What to do
Look through the material below and show every line with the word "frame".
+++
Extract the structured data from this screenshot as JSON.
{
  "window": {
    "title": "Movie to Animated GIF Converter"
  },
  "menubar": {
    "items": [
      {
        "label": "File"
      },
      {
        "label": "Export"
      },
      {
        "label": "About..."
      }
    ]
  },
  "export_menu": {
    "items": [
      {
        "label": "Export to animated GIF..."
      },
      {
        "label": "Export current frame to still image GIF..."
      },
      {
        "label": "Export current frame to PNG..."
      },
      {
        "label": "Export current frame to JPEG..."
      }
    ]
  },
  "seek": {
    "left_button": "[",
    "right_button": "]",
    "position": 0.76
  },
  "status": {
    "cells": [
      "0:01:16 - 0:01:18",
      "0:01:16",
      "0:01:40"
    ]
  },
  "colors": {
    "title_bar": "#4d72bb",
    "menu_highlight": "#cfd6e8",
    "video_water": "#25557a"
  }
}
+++
Answer to this exercise
        "label": "Export current frame to still image GIF..."
        "label": "Export current frame to PNG..."
        "label": "Export current frame to JPEG..."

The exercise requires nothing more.